[Brief] Retype every record that appears below, unchanged.

BEGIN Entries provided

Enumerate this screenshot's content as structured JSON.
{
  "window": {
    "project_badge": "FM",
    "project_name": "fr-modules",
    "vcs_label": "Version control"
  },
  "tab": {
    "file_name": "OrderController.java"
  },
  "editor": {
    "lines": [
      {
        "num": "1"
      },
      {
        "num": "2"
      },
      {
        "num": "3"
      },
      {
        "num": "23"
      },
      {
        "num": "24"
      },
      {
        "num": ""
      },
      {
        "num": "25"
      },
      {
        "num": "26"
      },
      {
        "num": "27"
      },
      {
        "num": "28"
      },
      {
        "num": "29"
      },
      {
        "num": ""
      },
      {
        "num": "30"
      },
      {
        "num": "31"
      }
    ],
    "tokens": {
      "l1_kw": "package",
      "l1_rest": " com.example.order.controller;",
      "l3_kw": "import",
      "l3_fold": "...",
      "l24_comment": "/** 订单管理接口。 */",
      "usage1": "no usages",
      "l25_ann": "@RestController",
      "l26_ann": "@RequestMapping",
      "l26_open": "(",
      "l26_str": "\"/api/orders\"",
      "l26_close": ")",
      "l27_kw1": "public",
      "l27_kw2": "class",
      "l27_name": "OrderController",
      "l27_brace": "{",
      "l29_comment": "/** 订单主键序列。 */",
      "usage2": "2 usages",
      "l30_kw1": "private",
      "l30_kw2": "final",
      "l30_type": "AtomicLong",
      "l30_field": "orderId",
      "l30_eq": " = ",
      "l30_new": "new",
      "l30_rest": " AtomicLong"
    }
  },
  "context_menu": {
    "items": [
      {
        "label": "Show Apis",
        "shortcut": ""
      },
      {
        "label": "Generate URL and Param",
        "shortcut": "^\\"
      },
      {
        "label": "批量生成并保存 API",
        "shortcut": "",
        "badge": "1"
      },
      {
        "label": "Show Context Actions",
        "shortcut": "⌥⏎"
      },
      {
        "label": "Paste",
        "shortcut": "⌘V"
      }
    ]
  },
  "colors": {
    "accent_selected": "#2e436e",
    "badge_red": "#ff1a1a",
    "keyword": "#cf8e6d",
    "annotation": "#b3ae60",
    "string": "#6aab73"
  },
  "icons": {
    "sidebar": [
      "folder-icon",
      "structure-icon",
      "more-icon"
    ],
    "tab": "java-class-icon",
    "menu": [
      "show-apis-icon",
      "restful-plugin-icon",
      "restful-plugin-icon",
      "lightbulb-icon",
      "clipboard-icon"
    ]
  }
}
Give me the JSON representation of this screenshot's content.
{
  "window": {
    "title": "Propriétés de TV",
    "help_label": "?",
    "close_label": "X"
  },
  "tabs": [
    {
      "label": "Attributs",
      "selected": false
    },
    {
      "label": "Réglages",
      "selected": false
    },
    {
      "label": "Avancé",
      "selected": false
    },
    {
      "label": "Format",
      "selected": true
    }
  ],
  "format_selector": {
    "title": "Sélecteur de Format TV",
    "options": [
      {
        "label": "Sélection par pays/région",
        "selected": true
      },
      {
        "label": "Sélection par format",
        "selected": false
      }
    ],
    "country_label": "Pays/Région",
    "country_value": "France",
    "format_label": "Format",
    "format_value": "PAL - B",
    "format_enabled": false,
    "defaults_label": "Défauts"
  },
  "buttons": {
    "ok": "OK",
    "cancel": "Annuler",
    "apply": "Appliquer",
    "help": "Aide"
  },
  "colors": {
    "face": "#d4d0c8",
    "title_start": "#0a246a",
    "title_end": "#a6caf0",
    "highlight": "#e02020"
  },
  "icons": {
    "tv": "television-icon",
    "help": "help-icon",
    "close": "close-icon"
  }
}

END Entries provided

[Exercise solution]
Enumerate this screenshot's content as structured JSON.
{
  "window": {
    "project_badge": "FM",
    "project_name": "fr-modules",
    "vcs_label": "Version control"
  },
  "tab": {
    "file_name": "OrderController.java"
  },
  "editor": {
    "lines": [
      {
        "num": "1"
      },
      {
        "num": "2"
      },
      {
        "num": "3"
      },
      {
        "num": "23"
      },
      {
        "num": "24"
      },
      {
        "num": ""
      },
      {
        "num": "25"
      },
      {
        "num": "26"
      },
      {
        "num": "27"
      },
      {
        "num": "28"
      },
      {
        "num": "29"
      },
      {
        "num": ""
      },
      {
        "num": "30"
      },
      {
        "num": "31"
      }
    ],
    "tokens": {
      "l1_kw": "package",
      "l1_rest": " com.example.order.controller;",
      "l3_kw": "import",
      "l3_fold": "...",
      "l24_comment": "/** 订单管理接口。 */",
      "usage1": "no usages",
      "l25_ann": "@RestController",
      "l26_ann": "@RequestMapping",
      "l26_open": "(",
      "l26_str": "\"/api/orders\"",
      "l26_close": ")",
      "l27_kw1": "public",
      "l27_kw2": "class",
      "l27_name": "OrderController",
      "l27_brace": "{",
      "l29_comment": "/** 订单主键序列。 */",
      "usage2": "2 usages",
      "l30_kw1": "private",
      "l30_kw2": "final",
      "l30_type": "AtomicLong",
      "l30_field": "orderId",
      "l30_eq": " = ",
      "l30_new": "new",
      "l30_rest": " AtomicLong"
    }
  },
  "context_menu": {
    "items": [
      {
        "label": "Show Apis",
        "shortcut": ""
      },
      {
        "label": "Generate URL and Param",
        "shortcut": "^\\"
      },
      {
        "label": "批量生成并保存 API",
        "shortcut": "",
        "badge": "1"
      },
      {
        "label": "Show Context Actions",
        "shortcut": "⌥⏎"
      },
      {
        "label": "Paste",
        "shortcut": "⌘V"
      }
    ]
  },
  "colors": {
    "accent_selected": "#2e436e",
    "badge_red": "#ff1a1a",
    "keyword": "#cf8e6d",
    "annotation": "#b3ae60",
    "string": "#6aab73"
  },
  "icons": {
    "sidebar": [
      "folder-icon",
      "structure-icon",
      "more-icon"
    ],
    "tab": "java-class-icon",
    "menu": [
      "show-apis-icon",
      "restful-plugin-icon",
      "restful-plugin-icon",
      "lightbulb-icon",
      "clipboard-icon"
    ]
  }
}
Give me the JSON representation of this screenshot's content.
{
  "window": {
    "title": "Propriétés de TV",
    "help_label": "?",
    "close_label": "X"
  },
  "tabs": [
    {
      "label": "Attributs",
      "selected": false
    },
    {
      "label": "Réglages",
      "selected": false
    },
    {
      "label": "Avancé",
      "selected": false
    },
    {
      "label": "Format",
      "selected": true
    }
  ],
  "format_selector": {
    "title": "Sélecteur de Format TV",
    "options": [
      {
        "label": "Sélection par pays/région",
        "selected": true
      },
      {
        "label": "Sélection par format",
        "selected": false
      }
    ],
    "country_label": "Pays/Région",
    "country_value": "France",
    "format_label": "Format",
    "format_value": "PAL - B",
    "format_enabled": false,
    "defaults_label": "Défauts"
  },
  "buttons": {
    "ok": "OK",
    "cancel": "Annuler",
    "apply": "Appliquer",
    "help": "Aide"
  },
  "colors": {
    "face": "#d4d0c8",
    "title_start": "#0a246a",
    "title_end": "#a6caf0",
    "highlight": "#e02020"
  },
  "icons": {
    "tv": "television-icon",
    "help": "help-icon",
    "close": "close-icon"
  }
}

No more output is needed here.